By Ron Benningfield

For the fourth consecutive year, the LaRue County School District met all No Child Left Behind goals according to results released by the state department of education last week. All four LaRue County schools also met their targets this year.

“We do have some ups and downs in the data, but the final result is we met everything,” said Amanda Reed, district instructional supervisor.

The results are based on Kentucky Core Content Tests that public school students across the state took last spring in reading, math, science, social studies and on-demand writing.

Though Kentucky’s assessment system is in transition (with a new testing system to be in place by the 2011-12 school year), the KCCT is given to obtain federally required math and reading assessment data as well as to allow school systems to see how their students are performing in other core areas such as science, social studies and writing.

Of Kentucky’s 1,158 public schools, only 56 percent met all their NCLB targets. Each year the target for Adequate Yearly Progress (AYP) rises, meaning that a higher percentage of students must score at the proficient level for the school to be successful.

“Math goals have increased by about 10 percent per year with reading about 8 percent,” Reed said. For the 2009-10 year on which the recent report is based, 60 percent of LaRue’s students must have reached proficiency in math, 69 percent in reading for the district to be considered as making adequate progress.

NCLB requires all schools to reach 100 percent proficiency in math and reading by 2014 or suffer consequences including student transfers to other schools and even school reorganization of staff. 

Thirty-five districts out of the state’s 174 have met all goals four years in a row. Only 24 had all schools as well as their districts meet 100 percent of their targets last year.

“Of those 24 districts, only six are county systems like us,” said Reed. “The other 18 are independent districts which are typically smaller and have fewer targets to meet.” 

Fifteen percent of the state’s high schools met their targets while 35.2 percent of all middle schools reached all goals as did 73.9 percent of all elementary schools.   

Different schools vary in the number of goals to meet depending on the number of students enrolled in subgroups such as students with disabilities and different ethnicities. 

“Every child enrolled tests except for the students with the most severe disabilities who complete an alternate, rather than the standard, assessment,” said Reed. “Scores aren’t reported when fewer than 60 students of any subgroup are enrolled in a school.”

LaRue County Middle School’s percentages were higher than last year’s in reading, math and social studies; lower in science and writing.

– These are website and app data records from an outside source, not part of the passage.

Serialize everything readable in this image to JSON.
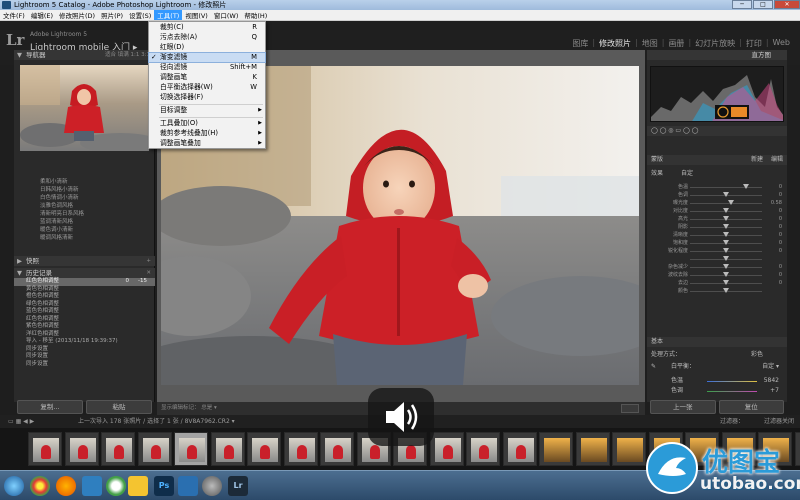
{
  "window": {
    "title": "Lightroom 5 Catalog - Adobe Photoshop Lightroom - 修改照片",
    "buttons": [
      "─",
      "□",
      "✕"
    ]
  },
  "menubar": {
    "items": [
      "文件(F)",
      "编辑(E)",
      "修改照片(D)",
      "照片(P)",
      "设置(S)",
      "工具(T)",
      "视图(V)",
      "窗口(W)",
      "帮助(H)"
    ],
    "active_index": 5
  },
  "identity": {
    "logo": "Lr",
    "subtitle": "Adobe Lightroom 5",
    "name": "Lightroom mobile 入门",
    "arrow": "▸"
  },
  "modules": [
    "图库",
    "修改照片",
    "地图",
    "画册",
    "幻灯片放映",
    "打印",
    "Web"
  ],
  "tools_menu": {
    "items": [
      {
        "label": "裁剪(C)",
        "shortcut": "R",
        "checked": false
      },
      {
        "label": "污点去除(A)",
        "shortcut": "Q",
        "checked": false
      },
      {
        "label": "红眼(D)",
        "shortcut": "",
        "checked": false
      },
      {
        "label": "渐变滤镜",
        "shortcut": "M",
        "checked": true
      },
      {
        "label": "径向滤镜",
        "shortcut": "Shift+M",
        "checked": false
      },
      {
        "label": "调整画笔",
        "shortcut": "K",
        "checked": false
      },
      {
        "label": "白平衡选择器(W)",
        "shortcut": "W",
        "checked": false
      },
      {
        "label": "切换选择器(F)",
        "shortcut": "",
        "checked": false
      }
    ],
    "group2": [
      {
        "label": "目标调整",
        "submenu": true
      }
    ],
    "group3": [
      {
        "label": "工具叠加(O)",
        "submenu": true
      },
      {
        "label": "裁剪参考线叠加(H)",
        "submenu": true
      },
      {
        "label": "调整画笔叠加",
        "submenu": true
      }
    ]
  },
  "left_panel": {
    "navigator_label": "导航器",
    "navigator_opts": "适合  填满  1:1  3:1",
    "presets": [
      "柔和小清新",
      "日韩风格小清新",
      "白色情调小清新",
      "淡雅色调风格",
      "清新明亮日系风格",
      "蓝调清新风格",
      "暖色调小清新",
      "暖调风格清新"
    ],
    "snapshot_label": "快照",
    "history_label": "历史记录",
    "history": [
      {
        "label": "红色色相调整",
        "a": "0",
        "b": "-15",
        "selected": true
      },
      {
        "label": "黄色色相调整",
        "a": "",
        "b": "",
        "selected": false
      },
      {
        "label": "橙色色相调整",
        "a": "",
        "b": "",
        "selected": false
      },
      {
        "label": "绿色色相调整",
        "a": "",
        "b": "",
        "selected": false
      },
      {
        "label": "蓝色色相调整",
        "a": "",
        "b": "",
        "selected": false
      },
      {
        "label": "红色色相调整",
        "a": "",
        "b": "",
        "selected": false
      },
      {
        "label": "紫色色相调整",
        "a": "",
        "b": "",
        "selected": false
      },
      {
        "label": "洋红色相调整",
        "a": "",
        "b": "",
        "selected": false
      },
      {
        "label": "导入 - 移至 (2013/11/18 19:39:37)",
        "a": "",
        "b": "",
        "selected": false
      },
      {
        "label": "同步设置",
        "a": "",
        "b": "",
        "selected": false
      },
      {
        "label": "同步设置",
        "a": "",
        "b": "",
        "selected": false
      },
      {
        "label": "同步设置",
        "a": "",
        "b": "",
        "selected": false
      }
    ],
    "copy_button": "复制...",
    "paste_button": "粘贴"
  },
  "toolbar": {
    "text": "显示编辑标记：  总是 ▾",
    "done": "完成"
  },
  "right_panel": {
    "histogram_label": "直方图",
    "mask_label": "蒙版",
    "new_label": "新建",
    "edit_label": "编辑",
    "effect_label": "效果",
    "custom_label": "自定",
    "sliders": [
      {
        "label": "色温",
        "pos": 0.78,
        "value": "0"
      },
      {
        "label": "色调",
        "pos": 0.5,
        "value": "0"
      },
      {
        "label": "曝光度",
        "pos": 0.57,
        "value": "0.58"
      },
      {
        "label": "对比度",
        "pos": 0.5,
        "value": "0"
      },
      {
        "label": "高光",
        "pos": 0.5,
        "value": "0"
      },
      {
        "label": "阴影",
        "pos": 0.5,
        "value": "0"
      },
      {
        "label": "清晰度",
        "pos": 0.5,
        "value": "0"
      },
      {
        "label": "饱和度",
        "pos": 0.5,
        "value": "0"
      },
      {
        "label": "锐化程度",
        "pos": 0.5,
        "value": "0"
      },
      {
        "label": "",
        "pos": 0.5,
        "value": ""
      },
      {
        "label": "杂色减少",
        "pos": 0.5,
        "value": "0"
      },
      {
        "label": "波纹去除",
        "pos": 0.5,
        "value": "0"
      },
      {
        "label": "去边",
        "pos": 0.5,
        "value": "0"
      },
      {
        "label": "颜色",
        "pos": 0.5,
        "value": ""
      }
    ],
    "basic_label": "基本",
    "treatment_label": "处理方式：",
    "color_label": "彩色",
    "wb_label": "白平衡：",
    "wb_value": "自定 ▾",
    "temp_label": "色温",
    "temp_value": "5842",
    "tint_label": "色调",
    "tint_value": "+7",
    "prev_button": "上一张",
    "reset_button": "复位"
  },
  "filmstrip": {
    "header": "上一次导入    178 张照片 / 选择了 1 张 / 8V8A7962.CR2 ▾",
    "filter_label": "过滤器：",
    "filter_value": "过滤器关闭",
    "selected_index": 4
  },
  "watermark": {
    "brand": "优图宝",
    "url": "utobao.com"
  },
  "colors": {
    "accent": "#3399ff",
    "hoodie_red": "#c41e24",
    "menu_bg": "#f2f2f2",
    "panel_bg": "#2a2a2a"
  }
}
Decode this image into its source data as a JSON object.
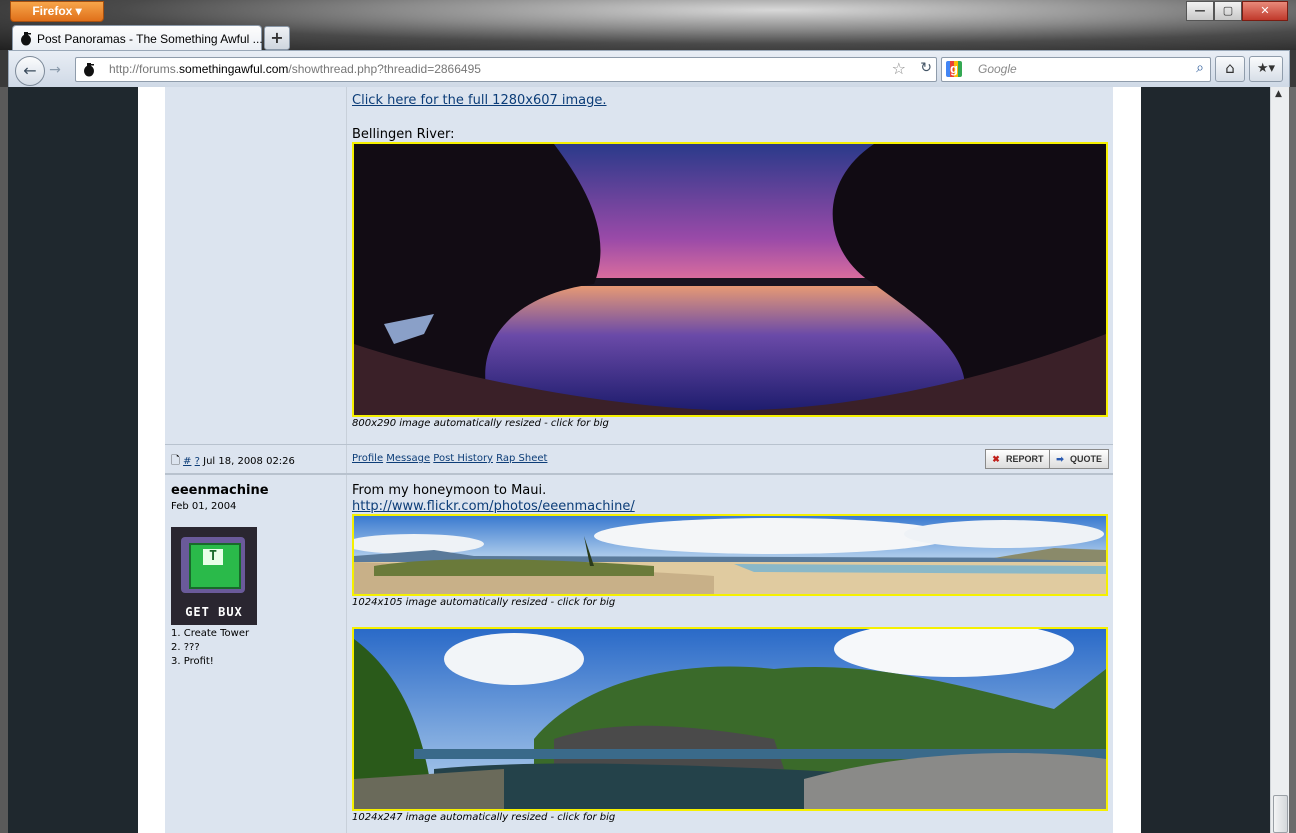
{
  "browser": {
    "menu_label": "Firefox",
    "tab_title": "Post Panoramas - The Something Awful ...",
    "new_tab_label": "+",
    "url_prefix": "http://forums.",
    "url_domain": "somethingawful.com",
    "url_path": "/showthread.php?threadid=2866495",
    "search_placeholder": "Google",
    "window_controls": [
      "—",
      "▢",
      "✕"
    ]
  },
  "post1": {
    "full_image_link": "Click here for the full 1280x607 image.",
    "label": "Bellingen River:",
    "image_caption": "800x290 image automatically resized - click for big",
    "footer": {
      "hash_link": "#",
      "question_link": "?",
      "date": "Jul 18, 2008 02:26",
      "links": [
        "Profile",
        "Message",
        "Post History",
        "Rap Sheet"
      ],
      "report_label": "REPORT",
      "quote_label": "QUOTE"
    }
  },
  "post2": {
    "username": "eeenmachine",
    "regdate": "Feb 01, 2004",
    "avatar_text": "GET BUX",
    "user_title": [
      "1. Create Tower",
      "2. ???",
      "3. Profit!"
    ],
    "text": "From my honeymoon to Maui.",
    "link": "http://www.flickr.com/photos/eeenmachine/",
    "image1_caption": "1024x105 image automatically resized - click for big",
    "image2_caption": "1024x247 image automatically resized - click for big"
  },
  "colors": {
    "post_bg": "#dce4ef",
    "link": "#0c3d78",
    "image_border": "#f5f000",
    "page_side": "#1f282e"
  }
}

“LCMS has had consistent growth four years in a row and is ahead of the state in all areas,” said Reed.

LaRue County High School gained ground over last year’s percentages in math and social studies, but fell in science, reading, and writing. The high school scored ahead of the state in math, science, and social studies.

Hodgenville Elementary improved over last year in math, but fell slightly in the other four areas tested. 

“They scored ahead of the state in math and writing,” said Reed.

Abraham Lincoln Elementary gained in reading, finishing ahead of the state average in reading and math, but dropped slightly in the other core areas.

Reasons for success

Reed said several initiatives have helped LaRue schools achieve their NCLB goals year after year.

“We include our special education students in the regular classroom to the fullest extent; staff and students believe they can achieve these goals; and we make instructional and administrative decisions based on what’s best for our students,” she said.